"""

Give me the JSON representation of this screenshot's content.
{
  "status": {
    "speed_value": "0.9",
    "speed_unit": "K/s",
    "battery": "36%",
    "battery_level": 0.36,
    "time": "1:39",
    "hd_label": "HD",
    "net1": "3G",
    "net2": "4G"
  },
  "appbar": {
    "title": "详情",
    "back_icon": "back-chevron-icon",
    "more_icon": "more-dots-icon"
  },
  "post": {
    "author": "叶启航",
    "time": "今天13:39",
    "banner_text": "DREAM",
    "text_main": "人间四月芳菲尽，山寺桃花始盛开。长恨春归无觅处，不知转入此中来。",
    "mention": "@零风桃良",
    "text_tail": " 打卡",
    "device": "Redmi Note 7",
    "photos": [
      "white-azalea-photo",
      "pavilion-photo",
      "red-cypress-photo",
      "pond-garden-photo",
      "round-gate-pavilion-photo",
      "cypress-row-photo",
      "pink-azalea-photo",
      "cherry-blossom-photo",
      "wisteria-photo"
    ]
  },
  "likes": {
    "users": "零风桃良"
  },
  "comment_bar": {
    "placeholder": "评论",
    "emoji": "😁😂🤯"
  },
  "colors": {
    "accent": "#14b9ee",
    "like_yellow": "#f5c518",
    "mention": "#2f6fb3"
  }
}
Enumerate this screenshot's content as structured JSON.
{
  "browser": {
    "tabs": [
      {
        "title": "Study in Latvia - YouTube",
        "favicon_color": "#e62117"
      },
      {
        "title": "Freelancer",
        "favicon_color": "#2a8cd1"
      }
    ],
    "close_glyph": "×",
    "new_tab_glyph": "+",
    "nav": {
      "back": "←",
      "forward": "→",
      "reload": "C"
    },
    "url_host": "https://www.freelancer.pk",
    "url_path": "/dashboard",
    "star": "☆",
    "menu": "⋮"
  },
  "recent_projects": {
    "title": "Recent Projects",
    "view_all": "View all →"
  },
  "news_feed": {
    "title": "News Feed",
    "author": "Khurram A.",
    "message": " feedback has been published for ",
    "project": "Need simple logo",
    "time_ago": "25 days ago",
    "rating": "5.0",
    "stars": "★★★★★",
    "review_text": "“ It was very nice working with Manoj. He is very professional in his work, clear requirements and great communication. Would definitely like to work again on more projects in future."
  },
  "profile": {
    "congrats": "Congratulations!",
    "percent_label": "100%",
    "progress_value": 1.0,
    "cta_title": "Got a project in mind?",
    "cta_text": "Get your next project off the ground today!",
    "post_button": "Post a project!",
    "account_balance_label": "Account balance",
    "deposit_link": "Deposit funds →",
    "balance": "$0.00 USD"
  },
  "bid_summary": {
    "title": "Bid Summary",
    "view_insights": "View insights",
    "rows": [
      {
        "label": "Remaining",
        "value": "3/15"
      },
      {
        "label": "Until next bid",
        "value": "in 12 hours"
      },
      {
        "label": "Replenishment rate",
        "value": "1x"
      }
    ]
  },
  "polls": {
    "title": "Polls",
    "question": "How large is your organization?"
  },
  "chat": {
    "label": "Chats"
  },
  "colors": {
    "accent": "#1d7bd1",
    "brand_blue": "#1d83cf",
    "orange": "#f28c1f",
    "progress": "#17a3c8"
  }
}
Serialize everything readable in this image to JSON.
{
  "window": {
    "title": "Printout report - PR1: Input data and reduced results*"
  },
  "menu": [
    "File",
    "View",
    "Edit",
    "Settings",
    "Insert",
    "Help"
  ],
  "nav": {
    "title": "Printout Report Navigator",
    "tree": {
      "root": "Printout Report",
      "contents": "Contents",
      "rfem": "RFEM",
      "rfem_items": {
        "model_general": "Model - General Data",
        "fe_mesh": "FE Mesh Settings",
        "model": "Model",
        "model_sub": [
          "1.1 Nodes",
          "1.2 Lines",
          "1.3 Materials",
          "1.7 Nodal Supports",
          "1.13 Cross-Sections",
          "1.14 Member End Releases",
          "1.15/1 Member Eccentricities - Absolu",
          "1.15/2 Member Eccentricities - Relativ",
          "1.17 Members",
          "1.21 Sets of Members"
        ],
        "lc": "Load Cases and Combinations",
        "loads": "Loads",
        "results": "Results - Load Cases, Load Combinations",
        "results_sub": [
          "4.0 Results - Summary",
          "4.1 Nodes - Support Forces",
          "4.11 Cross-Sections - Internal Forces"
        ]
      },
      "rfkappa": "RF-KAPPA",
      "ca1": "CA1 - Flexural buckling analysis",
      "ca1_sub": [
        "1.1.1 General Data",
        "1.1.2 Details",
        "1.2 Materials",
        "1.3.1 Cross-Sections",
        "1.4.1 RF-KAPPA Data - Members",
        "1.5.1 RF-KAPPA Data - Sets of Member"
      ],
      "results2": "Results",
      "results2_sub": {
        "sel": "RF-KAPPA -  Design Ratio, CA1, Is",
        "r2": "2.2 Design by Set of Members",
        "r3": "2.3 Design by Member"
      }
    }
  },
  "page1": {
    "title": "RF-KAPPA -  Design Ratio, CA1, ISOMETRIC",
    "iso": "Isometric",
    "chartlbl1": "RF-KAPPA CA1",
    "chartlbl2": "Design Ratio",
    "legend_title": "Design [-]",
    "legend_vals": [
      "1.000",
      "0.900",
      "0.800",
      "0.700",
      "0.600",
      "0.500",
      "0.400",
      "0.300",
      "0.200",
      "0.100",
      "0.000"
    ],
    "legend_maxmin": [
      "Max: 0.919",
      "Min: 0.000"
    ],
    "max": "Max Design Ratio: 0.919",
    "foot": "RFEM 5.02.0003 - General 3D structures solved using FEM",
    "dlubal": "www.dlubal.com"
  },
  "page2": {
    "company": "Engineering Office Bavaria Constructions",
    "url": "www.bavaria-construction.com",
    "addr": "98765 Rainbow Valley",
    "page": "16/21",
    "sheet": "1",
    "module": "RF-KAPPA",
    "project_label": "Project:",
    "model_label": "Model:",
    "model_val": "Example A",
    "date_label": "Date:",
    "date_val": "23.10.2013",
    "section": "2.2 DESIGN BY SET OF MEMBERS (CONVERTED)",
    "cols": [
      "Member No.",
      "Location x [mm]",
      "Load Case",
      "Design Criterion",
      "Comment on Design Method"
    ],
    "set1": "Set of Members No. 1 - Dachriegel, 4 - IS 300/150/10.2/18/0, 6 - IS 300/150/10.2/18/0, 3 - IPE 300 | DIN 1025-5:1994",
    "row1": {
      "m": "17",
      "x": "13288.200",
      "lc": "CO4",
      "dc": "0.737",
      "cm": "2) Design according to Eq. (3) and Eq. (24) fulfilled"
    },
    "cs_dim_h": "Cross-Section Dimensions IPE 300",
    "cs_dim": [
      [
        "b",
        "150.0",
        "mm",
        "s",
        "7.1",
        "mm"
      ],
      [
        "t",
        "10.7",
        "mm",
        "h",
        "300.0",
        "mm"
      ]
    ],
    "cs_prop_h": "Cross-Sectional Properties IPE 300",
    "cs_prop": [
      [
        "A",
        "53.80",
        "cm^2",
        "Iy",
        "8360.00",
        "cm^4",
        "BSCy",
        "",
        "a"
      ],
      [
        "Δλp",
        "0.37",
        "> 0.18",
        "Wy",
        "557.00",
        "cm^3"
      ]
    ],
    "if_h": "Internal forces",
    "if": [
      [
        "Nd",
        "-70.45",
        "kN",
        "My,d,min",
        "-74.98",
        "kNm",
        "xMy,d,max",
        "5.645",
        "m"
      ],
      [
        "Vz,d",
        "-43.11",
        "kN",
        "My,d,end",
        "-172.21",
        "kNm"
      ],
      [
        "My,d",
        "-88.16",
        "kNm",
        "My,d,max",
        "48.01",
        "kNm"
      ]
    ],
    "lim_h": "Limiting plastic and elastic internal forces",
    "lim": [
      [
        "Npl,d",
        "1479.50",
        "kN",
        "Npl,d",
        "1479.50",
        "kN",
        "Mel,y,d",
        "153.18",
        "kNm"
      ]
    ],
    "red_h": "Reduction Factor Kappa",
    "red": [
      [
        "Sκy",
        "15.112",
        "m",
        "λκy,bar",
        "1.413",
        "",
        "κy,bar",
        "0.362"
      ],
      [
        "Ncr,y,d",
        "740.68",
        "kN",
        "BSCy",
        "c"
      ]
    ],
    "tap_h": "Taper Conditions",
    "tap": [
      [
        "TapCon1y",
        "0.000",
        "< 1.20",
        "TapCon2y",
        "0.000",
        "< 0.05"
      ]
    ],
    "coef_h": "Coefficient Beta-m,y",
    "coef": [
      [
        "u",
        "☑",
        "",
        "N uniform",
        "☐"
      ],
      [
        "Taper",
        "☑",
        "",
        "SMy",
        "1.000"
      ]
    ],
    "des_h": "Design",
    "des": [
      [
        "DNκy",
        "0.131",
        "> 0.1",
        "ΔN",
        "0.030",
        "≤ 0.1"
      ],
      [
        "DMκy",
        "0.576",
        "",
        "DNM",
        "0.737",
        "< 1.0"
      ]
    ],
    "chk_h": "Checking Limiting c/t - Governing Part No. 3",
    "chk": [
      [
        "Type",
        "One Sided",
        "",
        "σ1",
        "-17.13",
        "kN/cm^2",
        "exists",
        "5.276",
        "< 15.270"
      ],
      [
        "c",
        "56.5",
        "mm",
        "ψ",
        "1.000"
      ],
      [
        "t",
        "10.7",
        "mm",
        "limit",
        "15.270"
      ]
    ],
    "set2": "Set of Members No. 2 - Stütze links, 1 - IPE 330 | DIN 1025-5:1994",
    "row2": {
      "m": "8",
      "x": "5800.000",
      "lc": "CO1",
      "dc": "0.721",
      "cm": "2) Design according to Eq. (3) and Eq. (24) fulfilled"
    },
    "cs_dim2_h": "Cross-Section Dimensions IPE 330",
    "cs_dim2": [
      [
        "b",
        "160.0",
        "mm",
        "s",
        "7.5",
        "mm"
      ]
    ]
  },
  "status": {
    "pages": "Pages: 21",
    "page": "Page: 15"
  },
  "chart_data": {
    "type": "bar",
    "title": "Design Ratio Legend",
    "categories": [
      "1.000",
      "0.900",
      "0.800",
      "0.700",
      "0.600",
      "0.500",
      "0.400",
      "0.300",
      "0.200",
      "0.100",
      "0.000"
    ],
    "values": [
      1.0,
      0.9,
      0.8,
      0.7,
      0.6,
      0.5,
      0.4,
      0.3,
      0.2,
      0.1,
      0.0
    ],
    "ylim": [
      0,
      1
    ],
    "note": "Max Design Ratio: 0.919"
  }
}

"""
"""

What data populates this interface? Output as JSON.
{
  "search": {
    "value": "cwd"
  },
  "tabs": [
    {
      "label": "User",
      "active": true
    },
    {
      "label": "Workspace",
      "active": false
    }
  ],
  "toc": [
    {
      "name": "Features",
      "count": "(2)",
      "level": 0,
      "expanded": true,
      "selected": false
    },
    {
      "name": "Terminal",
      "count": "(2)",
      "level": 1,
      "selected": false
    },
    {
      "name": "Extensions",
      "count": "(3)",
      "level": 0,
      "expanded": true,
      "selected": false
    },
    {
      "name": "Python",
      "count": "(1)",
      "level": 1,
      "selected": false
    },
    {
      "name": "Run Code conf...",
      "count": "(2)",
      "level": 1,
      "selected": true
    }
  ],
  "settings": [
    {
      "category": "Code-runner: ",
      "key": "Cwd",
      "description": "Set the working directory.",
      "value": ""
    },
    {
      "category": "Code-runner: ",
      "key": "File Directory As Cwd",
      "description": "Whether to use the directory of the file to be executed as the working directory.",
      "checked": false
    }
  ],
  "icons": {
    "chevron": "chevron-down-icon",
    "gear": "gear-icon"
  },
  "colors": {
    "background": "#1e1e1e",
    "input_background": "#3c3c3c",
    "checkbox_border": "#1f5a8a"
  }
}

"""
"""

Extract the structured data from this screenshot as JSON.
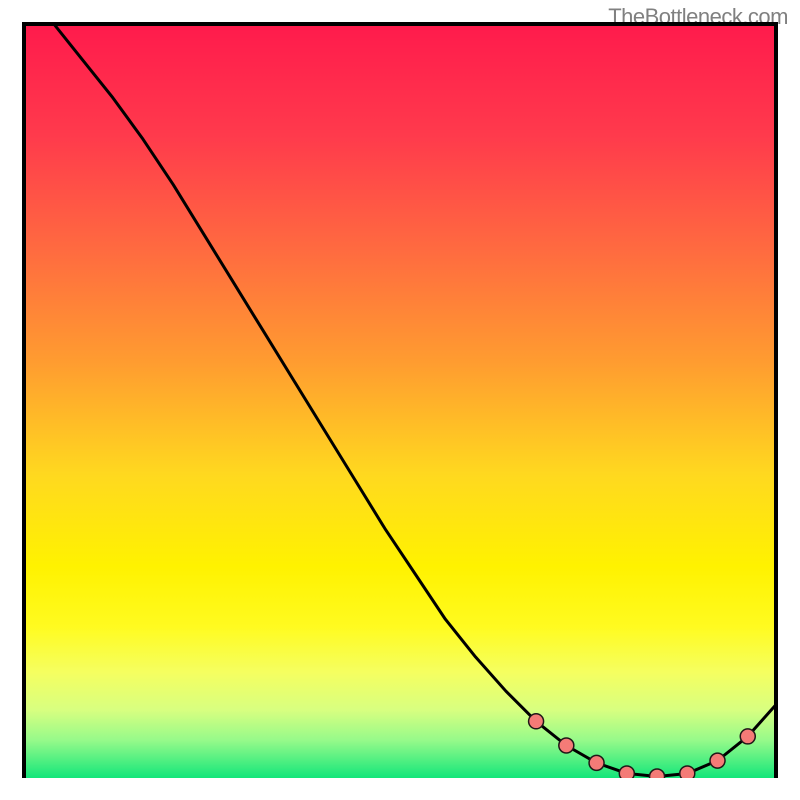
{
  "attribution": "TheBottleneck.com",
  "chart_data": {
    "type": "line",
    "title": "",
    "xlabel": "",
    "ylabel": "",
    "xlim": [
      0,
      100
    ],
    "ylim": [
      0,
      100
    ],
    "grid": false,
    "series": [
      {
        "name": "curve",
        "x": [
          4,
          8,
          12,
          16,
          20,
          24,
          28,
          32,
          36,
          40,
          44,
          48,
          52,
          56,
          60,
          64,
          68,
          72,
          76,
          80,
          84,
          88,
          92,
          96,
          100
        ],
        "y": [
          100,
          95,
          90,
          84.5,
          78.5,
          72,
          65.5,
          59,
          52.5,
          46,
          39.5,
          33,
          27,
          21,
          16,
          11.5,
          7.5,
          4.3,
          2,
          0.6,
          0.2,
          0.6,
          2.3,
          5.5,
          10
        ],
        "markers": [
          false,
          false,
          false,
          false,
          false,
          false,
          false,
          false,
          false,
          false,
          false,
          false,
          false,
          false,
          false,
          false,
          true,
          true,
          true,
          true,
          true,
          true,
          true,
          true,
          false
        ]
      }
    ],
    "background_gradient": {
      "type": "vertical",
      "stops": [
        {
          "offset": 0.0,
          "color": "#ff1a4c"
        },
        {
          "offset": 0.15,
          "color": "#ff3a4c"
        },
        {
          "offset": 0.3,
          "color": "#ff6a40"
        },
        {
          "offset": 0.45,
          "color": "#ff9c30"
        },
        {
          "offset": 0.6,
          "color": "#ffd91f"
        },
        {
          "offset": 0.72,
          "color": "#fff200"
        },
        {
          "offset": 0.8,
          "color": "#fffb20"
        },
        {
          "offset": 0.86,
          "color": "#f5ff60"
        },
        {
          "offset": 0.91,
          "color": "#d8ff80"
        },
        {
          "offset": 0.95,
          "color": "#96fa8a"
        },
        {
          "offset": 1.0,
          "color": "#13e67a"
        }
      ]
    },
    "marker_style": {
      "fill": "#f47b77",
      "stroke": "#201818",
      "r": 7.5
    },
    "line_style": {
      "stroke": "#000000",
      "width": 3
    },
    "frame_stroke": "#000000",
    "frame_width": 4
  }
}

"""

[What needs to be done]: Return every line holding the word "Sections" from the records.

[Answer to this task]:
          "1.13 Cross-Sections",
          "4.11 Cross-Sections - Internal Forces"
        "1.3.1 Cross-Sections",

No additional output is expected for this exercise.